-------- The input
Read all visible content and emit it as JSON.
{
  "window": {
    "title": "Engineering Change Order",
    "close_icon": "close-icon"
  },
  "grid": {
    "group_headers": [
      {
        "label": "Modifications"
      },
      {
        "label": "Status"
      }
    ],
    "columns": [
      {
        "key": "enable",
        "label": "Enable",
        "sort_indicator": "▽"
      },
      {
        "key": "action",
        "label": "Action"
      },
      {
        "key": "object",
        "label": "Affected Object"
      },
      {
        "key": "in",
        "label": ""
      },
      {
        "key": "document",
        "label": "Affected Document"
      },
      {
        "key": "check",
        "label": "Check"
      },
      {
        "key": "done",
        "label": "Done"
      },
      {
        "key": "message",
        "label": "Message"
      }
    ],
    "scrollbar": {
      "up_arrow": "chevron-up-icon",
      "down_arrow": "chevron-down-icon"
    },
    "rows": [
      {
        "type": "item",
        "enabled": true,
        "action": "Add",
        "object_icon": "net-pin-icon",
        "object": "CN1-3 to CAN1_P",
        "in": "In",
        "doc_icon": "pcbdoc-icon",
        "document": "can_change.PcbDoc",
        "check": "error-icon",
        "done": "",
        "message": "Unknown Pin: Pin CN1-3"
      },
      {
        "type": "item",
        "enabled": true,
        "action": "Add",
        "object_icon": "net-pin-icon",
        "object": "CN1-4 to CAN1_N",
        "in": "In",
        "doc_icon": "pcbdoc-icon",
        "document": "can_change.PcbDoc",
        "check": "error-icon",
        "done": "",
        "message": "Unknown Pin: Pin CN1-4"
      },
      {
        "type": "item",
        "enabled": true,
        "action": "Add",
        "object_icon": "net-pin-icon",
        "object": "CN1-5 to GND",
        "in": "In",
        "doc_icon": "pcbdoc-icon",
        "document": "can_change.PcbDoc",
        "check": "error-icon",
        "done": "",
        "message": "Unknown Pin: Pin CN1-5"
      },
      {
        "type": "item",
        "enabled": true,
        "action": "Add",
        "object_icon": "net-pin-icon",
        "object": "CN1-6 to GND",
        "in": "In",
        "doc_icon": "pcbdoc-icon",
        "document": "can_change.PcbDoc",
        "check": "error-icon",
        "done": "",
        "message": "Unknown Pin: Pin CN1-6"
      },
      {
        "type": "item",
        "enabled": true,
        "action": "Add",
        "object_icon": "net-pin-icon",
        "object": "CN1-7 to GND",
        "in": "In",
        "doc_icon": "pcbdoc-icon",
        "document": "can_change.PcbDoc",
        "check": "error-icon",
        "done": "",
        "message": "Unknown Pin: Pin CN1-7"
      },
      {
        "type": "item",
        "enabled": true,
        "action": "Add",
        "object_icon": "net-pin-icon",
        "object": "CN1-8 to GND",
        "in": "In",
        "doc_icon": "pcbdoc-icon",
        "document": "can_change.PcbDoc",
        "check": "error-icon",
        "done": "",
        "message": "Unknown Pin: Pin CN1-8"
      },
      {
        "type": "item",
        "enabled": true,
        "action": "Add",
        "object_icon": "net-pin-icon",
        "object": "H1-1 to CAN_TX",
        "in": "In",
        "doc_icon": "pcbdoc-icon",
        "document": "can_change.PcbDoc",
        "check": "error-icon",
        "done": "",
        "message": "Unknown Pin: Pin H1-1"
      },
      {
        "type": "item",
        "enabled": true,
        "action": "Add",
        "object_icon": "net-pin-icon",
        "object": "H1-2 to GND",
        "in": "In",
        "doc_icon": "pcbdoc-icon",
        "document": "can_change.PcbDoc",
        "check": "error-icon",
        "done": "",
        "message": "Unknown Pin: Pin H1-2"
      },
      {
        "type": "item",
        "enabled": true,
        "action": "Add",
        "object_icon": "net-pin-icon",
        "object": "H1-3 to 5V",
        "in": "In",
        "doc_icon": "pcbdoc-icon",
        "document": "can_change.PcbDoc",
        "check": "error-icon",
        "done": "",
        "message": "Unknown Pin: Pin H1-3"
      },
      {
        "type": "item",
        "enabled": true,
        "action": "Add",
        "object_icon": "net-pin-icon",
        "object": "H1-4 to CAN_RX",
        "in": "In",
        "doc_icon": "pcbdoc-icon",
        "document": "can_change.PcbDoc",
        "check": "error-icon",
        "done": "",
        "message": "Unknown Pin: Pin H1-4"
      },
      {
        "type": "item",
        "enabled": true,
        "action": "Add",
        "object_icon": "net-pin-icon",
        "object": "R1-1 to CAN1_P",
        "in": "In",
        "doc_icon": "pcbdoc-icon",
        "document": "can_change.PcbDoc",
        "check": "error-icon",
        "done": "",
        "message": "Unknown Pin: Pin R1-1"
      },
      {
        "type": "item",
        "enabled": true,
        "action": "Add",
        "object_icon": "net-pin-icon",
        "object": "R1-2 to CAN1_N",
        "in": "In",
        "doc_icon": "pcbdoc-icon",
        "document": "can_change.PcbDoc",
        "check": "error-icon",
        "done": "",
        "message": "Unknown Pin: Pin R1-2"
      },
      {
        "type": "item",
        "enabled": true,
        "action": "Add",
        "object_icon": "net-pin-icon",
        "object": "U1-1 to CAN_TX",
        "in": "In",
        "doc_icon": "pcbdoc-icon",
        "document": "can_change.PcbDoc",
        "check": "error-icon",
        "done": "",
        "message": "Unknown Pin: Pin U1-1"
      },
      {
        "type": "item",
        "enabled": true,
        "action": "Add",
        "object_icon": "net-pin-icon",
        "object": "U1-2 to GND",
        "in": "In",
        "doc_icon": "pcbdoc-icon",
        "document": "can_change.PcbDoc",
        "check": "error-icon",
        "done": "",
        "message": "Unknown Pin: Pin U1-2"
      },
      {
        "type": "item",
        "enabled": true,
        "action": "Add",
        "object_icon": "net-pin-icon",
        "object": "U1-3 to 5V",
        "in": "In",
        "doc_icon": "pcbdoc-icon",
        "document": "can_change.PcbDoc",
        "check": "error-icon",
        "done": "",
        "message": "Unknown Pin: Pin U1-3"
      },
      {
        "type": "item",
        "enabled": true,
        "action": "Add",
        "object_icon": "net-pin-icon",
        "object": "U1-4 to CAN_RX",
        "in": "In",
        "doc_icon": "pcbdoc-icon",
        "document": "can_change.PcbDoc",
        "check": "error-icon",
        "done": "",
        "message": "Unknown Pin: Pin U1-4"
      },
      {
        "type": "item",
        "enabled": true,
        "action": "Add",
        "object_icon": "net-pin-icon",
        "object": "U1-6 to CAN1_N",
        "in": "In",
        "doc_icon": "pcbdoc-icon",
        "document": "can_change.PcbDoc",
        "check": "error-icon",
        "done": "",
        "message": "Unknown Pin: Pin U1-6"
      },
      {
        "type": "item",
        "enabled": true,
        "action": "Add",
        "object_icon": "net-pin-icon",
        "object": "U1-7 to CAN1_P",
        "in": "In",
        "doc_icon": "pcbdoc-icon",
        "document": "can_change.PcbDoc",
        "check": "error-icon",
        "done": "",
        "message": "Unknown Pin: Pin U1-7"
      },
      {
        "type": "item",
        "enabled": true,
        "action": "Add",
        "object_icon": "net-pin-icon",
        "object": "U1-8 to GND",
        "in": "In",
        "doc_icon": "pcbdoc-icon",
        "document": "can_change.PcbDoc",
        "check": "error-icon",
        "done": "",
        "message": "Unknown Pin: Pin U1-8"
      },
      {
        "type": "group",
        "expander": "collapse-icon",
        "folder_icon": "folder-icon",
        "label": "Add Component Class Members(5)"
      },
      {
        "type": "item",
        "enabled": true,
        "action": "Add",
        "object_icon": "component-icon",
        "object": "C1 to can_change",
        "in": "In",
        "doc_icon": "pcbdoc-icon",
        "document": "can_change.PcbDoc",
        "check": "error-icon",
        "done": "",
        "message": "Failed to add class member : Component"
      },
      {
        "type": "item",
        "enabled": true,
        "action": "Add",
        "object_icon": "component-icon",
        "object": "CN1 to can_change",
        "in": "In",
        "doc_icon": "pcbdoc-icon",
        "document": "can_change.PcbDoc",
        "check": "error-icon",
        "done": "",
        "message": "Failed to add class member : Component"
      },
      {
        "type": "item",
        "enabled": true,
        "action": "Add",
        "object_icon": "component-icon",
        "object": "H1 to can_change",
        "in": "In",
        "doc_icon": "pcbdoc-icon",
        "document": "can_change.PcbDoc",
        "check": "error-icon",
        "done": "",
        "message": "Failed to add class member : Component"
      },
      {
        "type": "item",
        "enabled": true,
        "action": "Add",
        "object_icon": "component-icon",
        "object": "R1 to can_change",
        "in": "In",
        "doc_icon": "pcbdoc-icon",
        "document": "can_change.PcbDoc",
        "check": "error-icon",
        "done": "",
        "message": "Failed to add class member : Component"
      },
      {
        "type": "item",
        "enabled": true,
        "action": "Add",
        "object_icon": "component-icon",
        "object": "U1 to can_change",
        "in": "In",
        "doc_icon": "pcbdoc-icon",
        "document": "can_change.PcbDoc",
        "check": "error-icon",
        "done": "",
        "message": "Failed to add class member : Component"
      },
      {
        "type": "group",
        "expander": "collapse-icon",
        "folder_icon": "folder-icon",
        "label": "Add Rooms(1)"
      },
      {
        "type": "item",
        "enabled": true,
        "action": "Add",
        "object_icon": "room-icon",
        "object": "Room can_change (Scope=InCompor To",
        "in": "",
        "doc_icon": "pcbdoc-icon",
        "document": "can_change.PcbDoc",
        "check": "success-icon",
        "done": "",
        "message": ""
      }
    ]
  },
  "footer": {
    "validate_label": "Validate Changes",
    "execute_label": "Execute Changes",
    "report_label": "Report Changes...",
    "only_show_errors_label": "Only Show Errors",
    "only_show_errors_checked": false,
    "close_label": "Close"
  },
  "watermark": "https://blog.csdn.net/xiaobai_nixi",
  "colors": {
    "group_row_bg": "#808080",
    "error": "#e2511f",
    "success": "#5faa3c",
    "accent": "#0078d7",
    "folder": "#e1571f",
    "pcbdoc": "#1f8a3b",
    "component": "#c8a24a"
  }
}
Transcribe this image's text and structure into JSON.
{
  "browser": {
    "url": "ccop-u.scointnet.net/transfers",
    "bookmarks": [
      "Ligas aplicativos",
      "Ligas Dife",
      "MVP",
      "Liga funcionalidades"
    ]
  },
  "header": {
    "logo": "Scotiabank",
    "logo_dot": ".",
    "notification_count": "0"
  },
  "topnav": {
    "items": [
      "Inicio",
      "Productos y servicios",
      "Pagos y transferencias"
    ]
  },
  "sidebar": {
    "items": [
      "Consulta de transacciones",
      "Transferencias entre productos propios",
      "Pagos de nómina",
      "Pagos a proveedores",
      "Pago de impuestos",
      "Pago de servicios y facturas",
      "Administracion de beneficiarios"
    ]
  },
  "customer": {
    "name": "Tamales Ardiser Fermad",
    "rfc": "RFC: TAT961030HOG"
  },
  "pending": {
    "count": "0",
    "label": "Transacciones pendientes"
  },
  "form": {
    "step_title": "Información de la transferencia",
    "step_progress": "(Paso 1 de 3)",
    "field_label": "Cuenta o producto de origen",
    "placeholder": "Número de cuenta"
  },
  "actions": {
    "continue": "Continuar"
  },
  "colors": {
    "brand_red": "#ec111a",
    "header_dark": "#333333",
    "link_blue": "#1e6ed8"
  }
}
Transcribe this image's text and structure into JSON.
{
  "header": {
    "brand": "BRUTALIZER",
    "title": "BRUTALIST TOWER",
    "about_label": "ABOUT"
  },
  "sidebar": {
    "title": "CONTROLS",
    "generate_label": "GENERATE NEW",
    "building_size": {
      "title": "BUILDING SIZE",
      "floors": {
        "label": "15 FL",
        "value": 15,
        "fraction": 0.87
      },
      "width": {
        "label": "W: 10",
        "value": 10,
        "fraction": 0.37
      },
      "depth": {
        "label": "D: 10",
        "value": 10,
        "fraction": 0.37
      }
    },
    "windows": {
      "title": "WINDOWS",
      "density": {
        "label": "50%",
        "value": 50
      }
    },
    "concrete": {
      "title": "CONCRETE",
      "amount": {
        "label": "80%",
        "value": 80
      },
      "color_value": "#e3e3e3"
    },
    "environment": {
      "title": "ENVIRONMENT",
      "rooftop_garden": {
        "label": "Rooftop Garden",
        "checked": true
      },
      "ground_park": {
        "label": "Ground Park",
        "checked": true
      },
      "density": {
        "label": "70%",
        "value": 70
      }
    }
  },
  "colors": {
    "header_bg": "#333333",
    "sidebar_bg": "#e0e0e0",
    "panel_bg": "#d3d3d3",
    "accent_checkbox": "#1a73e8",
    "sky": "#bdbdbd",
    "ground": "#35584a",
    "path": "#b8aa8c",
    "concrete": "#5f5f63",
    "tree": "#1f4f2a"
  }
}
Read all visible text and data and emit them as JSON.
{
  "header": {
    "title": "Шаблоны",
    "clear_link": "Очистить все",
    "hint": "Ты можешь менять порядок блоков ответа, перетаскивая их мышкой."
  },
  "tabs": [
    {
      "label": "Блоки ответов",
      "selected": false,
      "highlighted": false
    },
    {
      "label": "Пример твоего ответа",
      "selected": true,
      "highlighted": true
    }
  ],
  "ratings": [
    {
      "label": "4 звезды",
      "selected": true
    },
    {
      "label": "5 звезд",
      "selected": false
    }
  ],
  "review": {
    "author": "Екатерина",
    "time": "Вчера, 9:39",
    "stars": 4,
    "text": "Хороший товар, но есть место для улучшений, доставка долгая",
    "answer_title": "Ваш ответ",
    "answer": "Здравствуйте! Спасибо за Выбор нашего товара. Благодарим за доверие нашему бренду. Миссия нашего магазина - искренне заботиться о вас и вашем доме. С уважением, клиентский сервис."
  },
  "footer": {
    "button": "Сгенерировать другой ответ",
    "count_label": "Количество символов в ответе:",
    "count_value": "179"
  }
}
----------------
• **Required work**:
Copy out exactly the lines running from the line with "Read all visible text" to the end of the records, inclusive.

• **Your solution**:
Read all visible text and data and emit them as JSON.
{
  "header": {
    "title": "Шаблоны",
    "clear_link": "Очистить все",
    "hint": "Ты можешь менять порядок блоков ответа, перетаскивая их мышкой."
  },
  "tabs": [
    {
      "label": "Блоки ответов",
      "selected": false,
      "highlighted": false
    },
    {
      "label": "Пример твоего ответа",
      "selected": true,
      "highlighted": true
    }
  ],
  "ratings": [
    {
      "label": "4 звезды",
      "selected": true
    },
    {
      "label": "5 звезд",
      "selected": false
    }
  ],
  "review": {
    "author": "Екатерина",
    "time": "Вчера, 9:39",
    "stars": 4,
    "text": "Хороший товар, но есть место для улучшений, доставка долгая",
    "answer_title": "Ваш ответ",
    "answer": "Здравствуйте! Спасибо за Выбор нашего товара. Благодарим за доверие нашему бренду. Миссия нашего магазина - искренне заботиться о вас и вашем доме. С уважением, клиентский сервис."
  },
  "footer": {
    "button": "Сгенерировать другой ответ",
    "count_label": "Количество символов в ответе:",
    "count_value": "179"
  }
}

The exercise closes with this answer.